From Tel Aviv, we flew to Stuttgart, Germany with an overnight stopover in Belgrade, Serbia. Our luggage was checked through to Stuttgart, so we were traveling leanly while in Belgrade!
We landed in Belgrade late in the evening and were picked up from the airport by our hostel. We got more than a transfer – we got a semi-tour of Belgrade. It was fun to see some of the city’s landmarks – like the parliament building – all lit up, especially since we were in town for such a small amount of time.
We wandered around the neighborhood surrounding our hostel, grabbing a drink and a slice of pizza at a random window.
Our hostel recommended a free walking tour, but, having been burned by one of those in Jerusalem, we gave it a pass. Instead, we lingered over breakfast, and then set off to see how much of the city we could cover before our evening flight.
Our first order of business was to get some bandages. My sandals were still crusted with salt from our trip to the Dead Sea, and the now-sharp straps were cutting into my feet. Hilarity (and mild frustration) ensued as we tried to obtain bandages in various pharmacies (as it so often does when medical supplies are needed abroad), but we eventually found them, applied them, and continued on our way.

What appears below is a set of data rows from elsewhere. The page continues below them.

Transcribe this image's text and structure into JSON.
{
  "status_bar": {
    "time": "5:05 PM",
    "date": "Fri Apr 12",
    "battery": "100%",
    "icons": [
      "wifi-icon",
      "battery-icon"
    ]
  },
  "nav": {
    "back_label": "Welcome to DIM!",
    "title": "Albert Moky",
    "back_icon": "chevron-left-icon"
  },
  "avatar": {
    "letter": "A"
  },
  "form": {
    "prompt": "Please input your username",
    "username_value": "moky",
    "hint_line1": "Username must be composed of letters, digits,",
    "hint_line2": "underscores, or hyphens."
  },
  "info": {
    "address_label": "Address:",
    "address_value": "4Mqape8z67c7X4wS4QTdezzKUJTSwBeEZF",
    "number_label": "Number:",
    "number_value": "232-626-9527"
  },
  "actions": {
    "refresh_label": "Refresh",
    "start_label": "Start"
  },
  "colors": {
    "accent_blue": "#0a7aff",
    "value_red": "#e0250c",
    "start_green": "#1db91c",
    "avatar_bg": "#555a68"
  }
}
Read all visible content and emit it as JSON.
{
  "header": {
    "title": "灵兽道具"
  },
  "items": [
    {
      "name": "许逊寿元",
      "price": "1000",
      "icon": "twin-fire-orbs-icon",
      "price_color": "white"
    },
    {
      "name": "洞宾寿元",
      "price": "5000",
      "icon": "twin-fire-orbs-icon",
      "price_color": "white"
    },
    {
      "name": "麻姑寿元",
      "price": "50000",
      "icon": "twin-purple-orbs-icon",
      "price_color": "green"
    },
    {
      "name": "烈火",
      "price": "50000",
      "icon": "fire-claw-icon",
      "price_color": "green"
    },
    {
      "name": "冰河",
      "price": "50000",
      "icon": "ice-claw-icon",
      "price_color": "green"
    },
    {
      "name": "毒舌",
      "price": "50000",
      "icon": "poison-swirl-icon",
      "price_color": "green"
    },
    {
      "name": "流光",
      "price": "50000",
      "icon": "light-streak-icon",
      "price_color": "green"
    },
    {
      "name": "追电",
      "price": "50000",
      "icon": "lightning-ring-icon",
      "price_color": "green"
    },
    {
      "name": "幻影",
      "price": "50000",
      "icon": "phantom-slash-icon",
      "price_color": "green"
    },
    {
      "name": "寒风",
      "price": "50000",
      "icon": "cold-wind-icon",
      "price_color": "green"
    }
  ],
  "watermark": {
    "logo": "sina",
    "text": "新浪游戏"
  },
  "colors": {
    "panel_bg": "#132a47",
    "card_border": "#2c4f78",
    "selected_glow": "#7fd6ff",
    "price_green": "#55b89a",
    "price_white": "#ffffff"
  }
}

We perused a market, purchasing a container of delicious raspberries that we munched on for the rest of the day.
We visited the Belgrade Fortress, which was constructed on a ridge overlooking the confluence of the Sava and Danube Rivers. The fortress dates to the sixth century AD.
We wandered the streets and did some people watching.
We stopped for a filling lunch at a restaurant serving traditional Serbian food.
Then we retrieved our backpacks from our hostel and took a crowded bus to the Church of Saint Sava. It is one of the largest Orthodox churches in the world, and is also one of the ten largest church buildings in the world. Intriguingly, construction began on the church in 1935 and it is still not complete. It was so strange to stand inside the stark, cavernous building.
When we finished with the church, we boarded another bus and headed to the airport to fly to Stuttgart.
In Stuttgart, we stayed with a friend we had made while on our Namibian camping safari. It was so fun to see her, and she was such a fantastic hostess! We stayed up late, chatting and drinking wine, and she generously let us sleep in her comfortable bed. In the morning, she set out an incredible spread of special white sausages with sweet mustard, pretzels, cheese, meats, breads, and cereals, and even offered to cook us eggs! We had such a lovely time with her.1
Unfortunately, we didn’t have much time to see Stuttgart – we arrived after dark and were boarding a train around midday to continue on to Dusseldorf.
In Dusseldorf, we grabbed sandwiches at the train station and set out to enjoy the lovely afternoon.
We then proceeded to spend most of our evening trying out different varieties of altbier, a type of beer that originated in Dusseldorf. We tested them first at a sprawling outdoor operation, and then at a busy indoor bar, before moving to a garden-like bar.
Eventually, we settled at a restaurant recommended to us by a friend who lives in Dusseldorf (who unfortunately happened to be out of town during our stopover) for some schnitzel and more altbier.
The next morning, we got up very early to make our 6:12 a.m. train to Paris!
Where We Stayed:
☆ Diablo Hostel, Belgrade. Four goats. Quirky little hostel in a vibrant part of town. Friendly staff, funny signs. Our room was tiny but tidy.
☆ Leonardo Hotel, Dusseldorf. Three goats. Conveniently located near the train station. Pros included free fruit to take along on our early morning train ride, cons included the television suddenly turning on in the middle of the night.
Where We Ate/Drank:
☆ Mustache Bar, Belgrade. Funky, outdoor/indoor space.
☆ Tezza, Belgrade. Convenient location for breakfast across the street from Diablo Hostel. Bread was delicious.
☆ Zavicaj Restaurant, Belgrade. Filling lunch of beer, salad, bread, and a mixture of appetizers including smoked meats and cheeses.
☆ Fuechschen Alt, Dusseldorf. Fun, vibrant place to eat and drink. Waitstaff is patient with non-German speaking Americans.
1 Confidential to our Stuttgart friend: Thank you so much for hosting us! Come stay with us if you are in America – although we probably won’t be able to match that breakfast!